DATA SUPPLIED below:

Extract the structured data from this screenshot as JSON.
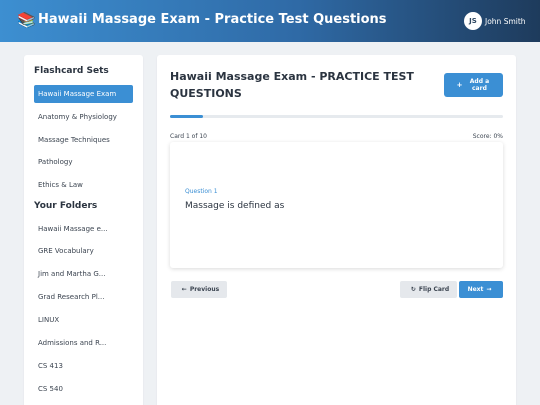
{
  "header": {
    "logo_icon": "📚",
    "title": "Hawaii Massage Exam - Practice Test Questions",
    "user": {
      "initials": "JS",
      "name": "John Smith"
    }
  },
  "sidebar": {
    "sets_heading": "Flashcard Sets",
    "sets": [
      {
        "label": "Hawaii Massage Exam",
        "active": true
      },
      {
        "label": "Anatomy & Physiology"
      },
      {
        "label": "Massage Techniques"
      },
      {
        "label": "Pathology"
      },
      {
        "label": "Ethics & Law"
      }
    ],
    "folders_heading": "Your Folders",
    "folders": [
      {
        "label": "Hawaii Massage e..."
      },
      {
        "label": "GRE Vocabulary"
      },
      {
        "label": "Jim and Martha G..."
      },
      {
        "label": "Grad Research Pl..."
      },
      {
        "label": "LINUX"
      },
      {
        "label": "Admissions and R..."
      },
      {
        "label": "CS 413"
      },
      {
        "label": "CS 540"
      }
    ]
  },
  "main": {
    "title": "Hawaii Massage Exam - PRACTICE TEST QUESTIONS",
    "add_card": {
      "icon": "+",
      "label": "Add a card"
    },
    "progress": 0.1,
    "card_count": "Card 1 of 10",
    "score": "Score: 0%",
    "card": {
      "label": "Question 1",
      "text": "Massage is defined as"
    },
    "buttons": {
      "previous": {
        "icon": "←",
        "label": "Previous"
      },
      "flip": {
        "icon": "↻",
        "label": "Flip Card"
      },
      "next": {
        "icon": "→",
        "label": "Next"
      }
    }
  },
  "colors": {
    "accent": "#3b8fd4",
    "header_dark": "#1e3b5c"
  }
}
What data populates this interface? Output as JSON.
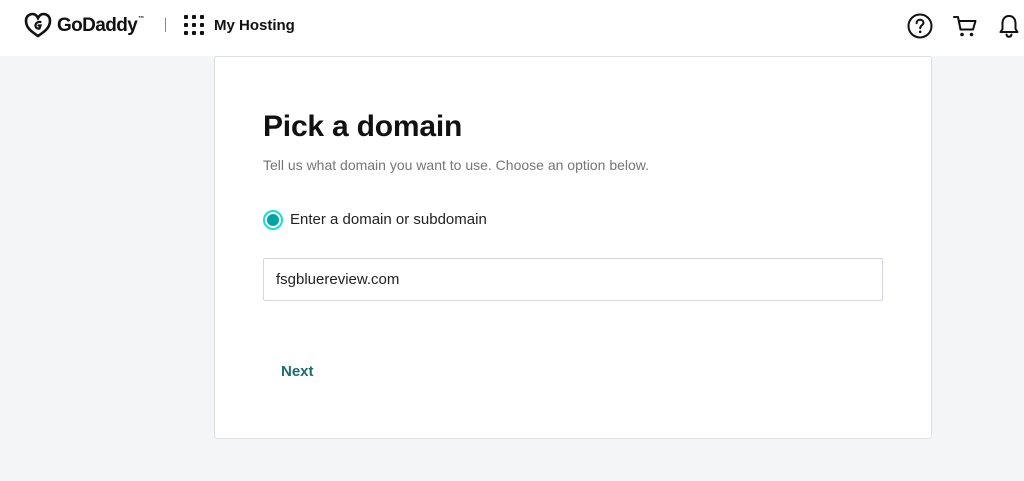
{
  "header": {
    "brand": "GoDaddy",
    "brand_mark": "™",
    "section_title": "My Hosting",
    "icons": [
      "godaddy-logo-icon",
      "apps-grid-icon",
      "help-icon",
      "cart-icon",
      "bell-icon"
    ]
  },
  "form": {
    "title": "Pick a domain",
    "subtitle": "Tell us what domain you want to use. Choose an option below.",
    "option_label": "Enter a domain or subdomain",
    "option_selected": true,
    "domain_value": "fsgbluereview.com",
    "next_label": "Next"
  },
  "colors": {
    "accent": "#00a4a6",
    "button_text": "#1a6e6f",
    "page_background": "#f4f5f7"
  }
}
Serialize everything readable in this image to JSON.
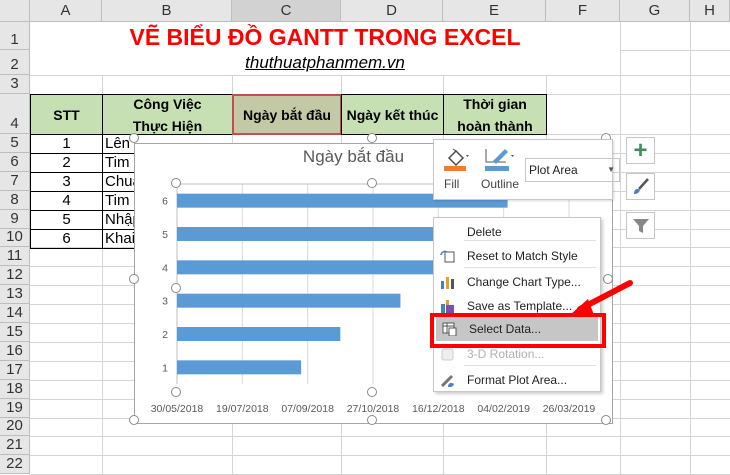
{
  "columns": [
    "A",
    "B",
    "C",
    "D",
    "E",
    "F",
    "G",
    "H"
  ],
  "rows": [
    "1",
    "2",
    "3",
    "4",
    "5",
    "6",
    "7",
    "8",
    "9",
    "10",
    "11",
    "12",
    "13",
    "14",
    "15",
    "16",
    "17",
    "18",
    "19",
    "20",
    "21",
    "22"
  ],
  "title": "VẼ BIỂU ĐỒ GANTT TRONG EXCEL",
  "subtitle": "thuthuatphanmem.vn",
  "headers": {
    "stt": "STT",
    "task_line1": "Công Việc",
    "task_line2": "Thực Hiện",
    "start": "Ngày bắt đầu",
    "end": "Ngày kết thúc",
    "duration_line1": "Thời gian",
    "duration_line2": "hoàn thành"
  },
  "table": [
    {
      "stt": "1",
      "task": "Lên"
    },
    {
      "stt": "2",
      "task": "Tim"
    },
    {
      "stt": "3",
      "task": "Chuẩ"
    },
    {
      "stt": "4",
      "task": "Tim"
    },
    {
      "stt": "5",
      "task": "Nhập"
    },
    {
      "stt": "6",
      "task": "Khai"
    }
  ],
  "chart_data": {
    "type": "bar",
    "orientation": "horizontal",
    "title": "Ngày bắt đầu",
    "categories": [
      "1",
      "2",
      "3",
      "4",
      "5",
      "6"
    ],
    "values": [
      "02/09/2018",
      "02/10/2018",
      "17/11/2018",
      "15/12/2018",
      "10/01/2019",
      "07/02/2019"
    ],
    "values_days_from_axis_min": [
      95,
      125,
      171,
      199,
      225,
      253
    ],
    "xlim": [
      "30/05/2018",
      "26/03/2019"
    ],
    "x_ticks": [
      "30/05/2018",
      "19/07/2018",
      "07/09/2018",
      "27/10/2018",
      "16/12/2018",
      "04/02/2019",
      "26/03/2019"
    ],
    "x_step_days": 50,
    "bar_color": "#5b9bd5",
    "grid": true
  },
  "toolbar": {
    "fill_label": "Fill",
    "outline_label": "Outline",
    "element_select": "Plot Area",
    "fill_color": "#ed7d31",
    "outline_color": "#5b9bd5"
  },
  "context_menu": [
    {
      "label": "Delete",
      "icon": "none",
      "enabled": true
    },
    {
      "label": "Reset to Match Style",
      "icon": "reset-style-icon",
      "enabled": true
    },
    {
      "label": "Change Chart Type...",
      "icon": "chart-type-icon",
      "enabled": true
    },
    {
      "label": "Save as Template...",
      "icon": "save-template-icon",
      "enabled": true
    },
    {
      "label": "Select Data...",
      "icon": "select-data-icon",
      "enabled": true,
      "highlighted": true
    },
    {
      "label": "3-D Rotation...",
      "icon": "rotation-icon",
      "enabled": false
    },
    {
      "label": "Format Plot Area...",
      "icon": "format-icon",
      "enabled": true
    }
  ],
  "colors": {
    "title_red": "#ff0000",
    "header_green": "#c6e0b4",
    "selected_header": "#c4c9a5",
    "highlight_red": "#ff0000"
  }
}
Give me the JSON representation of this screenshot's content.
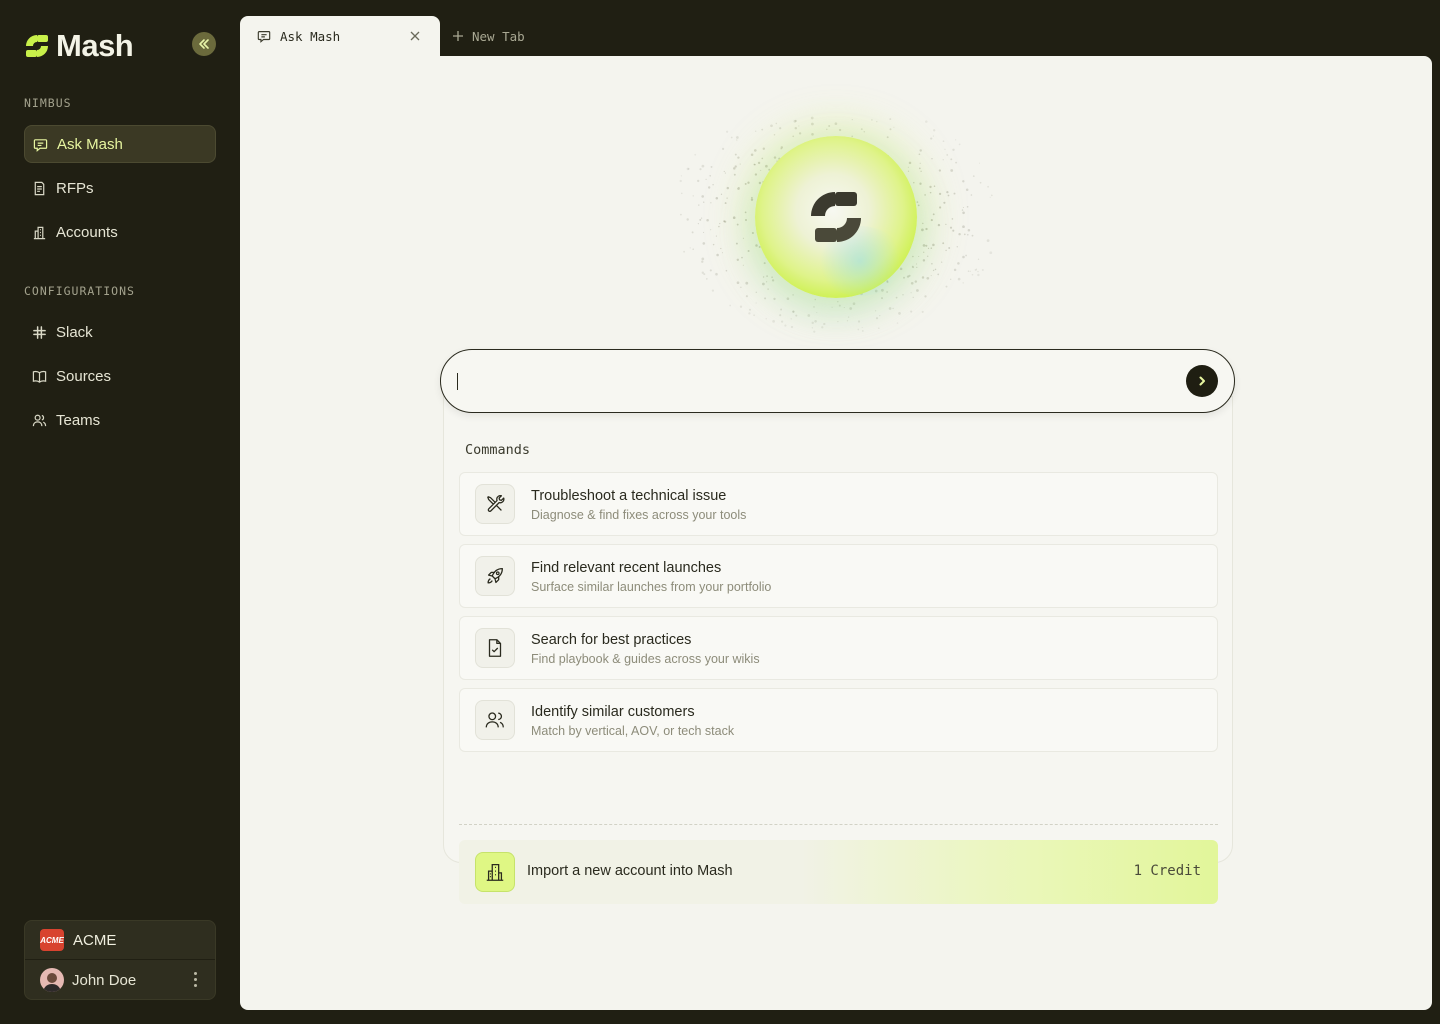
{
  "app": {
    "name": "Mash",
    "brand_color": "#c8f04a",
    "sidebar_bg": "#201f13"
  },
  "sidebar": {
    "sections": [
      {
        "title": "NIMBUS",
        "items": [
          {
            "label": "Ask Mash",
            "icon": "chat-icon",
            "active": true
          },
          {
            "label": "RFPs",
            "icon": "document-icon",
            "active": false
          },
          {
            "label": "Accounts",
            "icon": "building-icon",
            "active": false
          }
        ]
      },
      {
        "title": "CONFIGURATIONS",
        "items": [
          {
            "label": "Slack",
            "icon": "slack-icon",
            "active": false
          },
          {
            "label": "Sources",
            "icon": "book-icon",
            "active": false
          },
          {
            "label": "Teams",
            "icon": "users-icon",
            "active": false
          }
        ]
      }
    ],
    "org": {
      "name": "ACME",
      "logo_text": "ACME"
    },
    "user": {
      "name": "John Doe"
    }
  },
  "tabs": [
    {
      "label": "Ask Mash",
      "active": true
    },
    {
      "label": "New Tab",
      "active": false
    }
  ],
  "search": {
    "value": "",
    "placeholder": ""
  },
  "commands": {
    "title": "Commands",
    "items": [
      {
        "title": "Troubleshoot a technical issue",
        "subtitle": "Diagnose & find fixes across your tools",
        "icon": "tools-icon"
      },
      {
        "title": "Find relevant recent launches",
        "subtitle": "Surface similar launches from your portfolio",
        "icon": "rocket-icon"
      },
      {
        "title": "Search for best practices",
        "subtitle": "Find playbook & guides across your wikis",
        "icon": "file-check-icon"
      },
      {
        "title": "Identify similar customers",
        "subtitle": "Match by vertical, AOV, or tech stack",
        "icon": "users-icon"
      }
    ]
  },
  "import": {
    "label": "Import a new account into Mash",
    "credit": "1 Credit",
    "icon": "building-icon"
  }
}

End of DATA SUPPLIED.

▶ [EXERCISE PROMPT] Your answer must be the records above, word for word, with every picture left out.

▶ [ANSWER BOX]
Extract the structured data from this screenshot as JSON.
{
  "header": {
    "logo_icon": "📚",
    "title": "Hawaii Massage Exam - Practice Test Questions",
    "user": {
      "initials": "JS",
      "name": "John Smith"
    }
  },
  "sidebar": {
    "sets_heading": "Flashcard Sets",
    "sets": [
      {
        "label": "Hawaii Massage Exam",
        "active": true
      },
      {
        "label": "Anatomy & Physiology"
      },
      {
        "label": "Massage Techniques"
      },
      {
        "label": "Pathology"
      },
      {
        "label": "Ethics & Law"
      }
    ],
    "folders_heading": "Your Folders",
    "folders": [
      {
        "label": "Hawaii Massage e..."
      },
      {
        "label": "GRE Vocabulary"
      },
      {
        "label": "Jim and Martha G..."
      },
      {
        "label": "Grad Research Pl..."
      },
      {
        "label": "LINUX"
      },
      {
        "label": "Admissions and R..."
      },
      {
        "label": "CS 413"
      },
      {
        "label": "CS 540"
      }
    ]
  },
  "main": {
    "title": "Hawaii Massage Exam - PRACTICE TEST QUESTIONS",
    "add_card": {
      "icon": "+",
      "label": "Add a card"
    },
    "progress": 0.1,
    "card_count": "Card 1 of 10",
    "score": "Score: 0%",
    "card": {
      "label": "Question 1",
      "text": "Massage is defined as"
    },
    "buttons": {
      "previous": {
        "icon": "←",
        "label": "Previous"
      },
      "flip": {
        "icon": "↻",
        "label": "Flip Card"
      },
      "next": {
        "icon": "→",
        "label": "Next"
      }
    }
  },
  "colors": {
    "accent": "#3b8fd4",
    "header_dark": "#1e3b5c"
  }
}
What data populates this interface? Output as JSON.
{
  "header": {
    "brand": "GoDaddy",
    "brand_mark": "™",
    "section_title": "My Hosting",
    "icons": [
      "godaddy-logo-icon",
      "apps-grid-icon",
      "help-icon",
      "cart-icon",
      "bell-icon"
    ]
  },
  "form": {
    "title": "Pick a domain",
    "subtitle": "Tell us what domain you want to use. Choose an option below.",
    "option_label": "Enter a domain or subdomain",
    "option_selected": true,
    "domain_value": "fsgbluereview.com",
    "next_label": "Next"
  },
  "colors": {
    "accent": "#00a4a6",
    "button_text": "#1a6e6f",
    "page_background": "#f4f5f7"
  }
}
Serialize everything readable in this image to JSON.
{
  "columns": [
    "A",
    "B",
    "C",
    "D",
    "E",
    "F",
    "G",
    "H"
  ],
  "rows": [
    "1",
    "2",
    "3",
    "4",
    "5",
    "6",
    "7",
    "8",
    "9",
    "10",
    "11",
    "12",
    "13",
    "14",
    "15",
    "16",
    "17",
    "18",
    "19",
    "20",
    "21",
    "22"
  ],
  "title": "VẼ BIỂU ĐỒ GANTT TRONG EXCEL",
  "subtitle": "thuthuatphanmem.vn",
  "headers": {
    "stt": "STT",
    "task_line1": "Công Việc",
    "task_line2": "Thực Hiện",
    "start": "Ngày bắt đầu",
    "end": "Ngày kết thúc",
    "duration_line1": "Thời gian",
    "duration_line2": "hoàn thành"
  },
  "table": [
    {
      "stt": "1",
      "task": "Lên"
    },
    {
      "stt": "2",
      "task": "Tim"
    },
    {
      "stt": "3",
      "task": "Chuẩ"
    },
    {
      "stt": "4",
      "task": "Tim"
    },
    {
      "stt": "5",
      "task": "Nhập"
    },
    {
      "stt": "6",
      "task": "Khai"
    }
  ],
  "chart_data": {
    "type": "bar",
    "orientation": "horizontal",
    "title": "Ngày bắt đầu",
    "categories": [
      "1",
      "2",
      "3",
      "4",
      "5",
      "6"
    ],
    "values": [
      "02/09/2018",
      "02/10/2018",
      "17/11/2018",
      "15/12/2018",
      "10/01/2019",
      "07/02/2019"
    ],
    "values_days_from_axis_min": [
      95,
      125,
      171,
      199,
      225,
      253
    ],
    "xlim": [
      "30/05/2018",
      "26/03/2019"
    ],
    "x_ticks": [
      "30/05/2018",
      "19/07/2018",
      "07/09/2018",
      "27/10/2018",
      "16/12/2018",
      "04/02/2019",
      "26/03/2019"
    ],
    "x_step_days": 50,
    "bar_color": "#5b9bd5",
    "grid": true
  },
  "toolbar": {
    "fill_label": "Fill",
    "outline_label": "Outline",
    "element_select": "Plot Area",
    "fill_color": "#ed7d31",
    "outline_color": "#5b9bd5"
  },
  "context_menu": [
    {
      "label": "Delete",
      "icon": "none",
      "enabled": true
    },
    {
      "label": "Reset to Match Style",
      "icon": "reset-style-icon",
      "enabled": true
    },
    {
      "label": "Change Chart Type...",
      "icon": "chart-type-icon",
      "enabled": true
    },
    {
      "label": "Save as Template...",
      "icon": "save-template-icon",
      "enabled": true
    },
    {
      "label": "Select Data...",
      "icon": "select-data-icon",
      "enabled": true,
      "highlighted": true
    },
    {
      "label": "3-D Rotation...",
      "icon": "rotation-icon",
      "enabled": false
    },
    {
      "label": "Format Plot Area...",
      "icon": "format-icon",
      "enabled": true
    }
  ],
  "colors": {
    "title_red": "#ff0000",
    "header_green": "#c6e0b4",
    "selected_header": "#c4c9a5",
    "highlight_red": "#ff0000"
  }
}
Give me the JSON representation of this screenshot's content.
{
  "app": {
    "name": "Mash",
    "brand_color": "#c8f04a",
    "sidebar_bg": "#201f13"
  },
  "sidebar": {
    "sections": [
      {
        "title": "NIMBUS",
        "items": [
          {
            "label": "Ask Mash",
            "icon": "chat-icon",
            "active": true
          },
          {
            "label": "RFPs",
            "icon": "document-icon",
            "active": false
          },
          {
            "label": "Accounts",
            "icon": "building-icon",
            "active": false
          }
        ]
      },
      {
        "title": "CONFIGURATIONS",
        "items": [
          {
            "label": "Slack",
            "icon": "slack-icon",
            "active": false
          },
          {
            "label": "Sources",
            "icon": "book-icon",
            "active": false
          },
          {
            "label": "Teams",
            "icon": "users-icon",
            "active": false
          }
        ]
      }
    ],
    "org": {
      "name": "ACME",
      "logo_text": "ACME"
    },
    "user": {
      "name": "John Doe"
    }
  },
  "tabs": [
    {
      "label": "Ask Mash",
      "active": true
    },
    {
      "label": "New Tab",
      "active": false
    }
  ],
  "search": {
    "value": "",
    "placeholder": ""
  },
  "commands": {
    "title": "Commands",
    "items": [
      {
        "title": "Troubleshoot a technical issue",
        "subtitle": "Diagnose & find fixes across your tools",
        "icon": "tools-icon"
      },
      {
        "title": "Find relevant recent launches",
        "subtitle": "Surface similar launches from your portfolio",
        "icon": "rocket-icon"
      },
      {
        "title": "Search for best practices",
        "subtitle": "Find playbook & guides across your wikis",
        "icon": "file-check-icon"
      },
      {
        "title": "Identify similar customers",
        "subtitle": "Match by vertical, AOV, or tech stack",
        "icon": "users-icon"
      }
    ]
  },
  "import": {
    "label": "Import a new account into Mash",
    "credit": "1 Credit",
    "icon": "building-icon"
  }
}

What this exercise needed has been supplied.